Web page and app entries:
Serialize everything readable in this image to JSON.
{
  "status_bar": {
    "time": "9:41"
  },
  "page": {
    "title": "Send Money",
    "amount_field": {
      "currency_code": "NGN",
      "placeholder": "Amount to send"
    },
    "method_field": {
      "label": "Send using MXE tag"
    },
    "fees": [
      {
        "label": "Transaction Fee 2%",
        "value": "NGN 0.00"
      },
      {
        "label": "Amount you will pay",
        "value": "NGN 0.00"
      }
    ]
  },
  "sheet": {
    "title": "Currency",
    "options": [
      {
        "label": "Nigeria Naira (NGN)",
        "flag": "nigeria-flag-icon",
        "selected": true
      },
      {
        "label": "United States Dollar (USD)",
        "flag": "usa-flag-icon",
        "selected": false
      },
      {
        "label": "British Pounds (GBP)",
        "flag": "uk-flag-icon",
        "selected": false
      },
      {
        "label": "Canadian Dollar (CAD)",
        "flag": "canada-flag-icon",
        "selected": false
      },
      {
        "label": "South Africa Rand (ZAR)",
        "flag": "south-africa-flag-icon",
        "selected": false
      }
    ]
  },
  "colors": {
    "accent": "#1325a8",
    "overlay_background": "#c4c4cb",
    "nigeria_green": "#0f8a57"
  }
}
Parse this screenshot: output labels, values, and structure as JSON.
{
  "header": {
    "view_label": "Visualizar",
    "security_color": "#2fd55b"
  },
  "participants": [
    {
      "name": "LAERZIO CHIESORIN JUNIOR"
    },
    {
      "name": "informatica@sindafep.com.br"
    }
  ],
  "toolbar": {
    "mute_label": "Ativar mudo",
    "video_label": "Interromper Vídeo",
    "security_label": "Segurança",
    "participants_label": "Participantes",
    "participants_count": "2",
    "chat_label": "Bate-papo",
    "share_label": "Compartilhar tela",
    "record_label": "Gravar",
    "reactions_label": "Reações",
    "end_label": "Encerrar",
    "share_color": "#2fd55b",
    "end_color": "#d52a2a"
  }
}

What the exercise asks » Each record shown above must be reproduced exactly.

Your response »
Serialize everything readable in this image to JSON.
{
  "status_bar": {
    "time": "9:41"
  },
  "page": {
    "title": "Send Money",
    "amount_field": {
      "currency_code": "NGN",
      "placeholder": "Amount to send"
    },
    "method_field": {
      "label": "Send using MXE tag"
    },
    "fees": [
      {
        "label": "Transaction Fee 2%",
        "value": "NGN 0.00"
      },
      {
        "label": "Amount you will pay",
        "value": "NGN 0.00"
      }
    ]
  },
  "sheet": {
    "title": "Currency",
    "options": [
      {
        "label": "Nigeria Naira (NGN)",
        "flag": "nigeria-flag-icon",
        "selected": true
      },
      {
        "label": "United States Dollar (USD)",
        "flag": "usa-flag-icon",
        "selected": false
      },
      {
        "label": "British Pounds (GBP)",
        "flag": "uk-flag-icon",
        "selected": false
      },
      {
        "label": "Canadian Dollar (CAD)",
        "flag": "canada-flag-icon",
        "selected": false
      },
      {
        "label": "South Africa Rand (ZAR)",
        "flag": "south-africa-flag-icon",
        "selected": false
      }
    ]
  },
  "colors": {
    "accent": "#1325a8",
    "overlay_background": "#c4c4cb",
    "nigeria_green": "#0f8a57"
  }
}
Parse this screenshot: output labels, values, and structure as JSON.
{
  "header": {
    "view_label": "Visualizar",
    "security_color": "#2fd55b"
  },
  "participants": [
    {
      "name": "LAERZIO CHIESORIN JUNIOR"
    },
    {
      "name": "informatica@sindafep.com.br"
    }
  ],
  "toolbar": {
    "mute_label": "Ativar mudo",
    "video_label": "Interromper Vídeo",
    "security_label": "Segurança",
    "participants_label": "Participantes",
    "participants_count": "2",
    "chat_label": "Bate-papo",
    "share_label": "Compartilhar tela",
    "record_label": "Gravar",
    "reactions_label": "Reações",
    "end_label": "Encerrar",
    "share_color": "#2fd55b",
    "end_color": "#d52a2a"
  }
}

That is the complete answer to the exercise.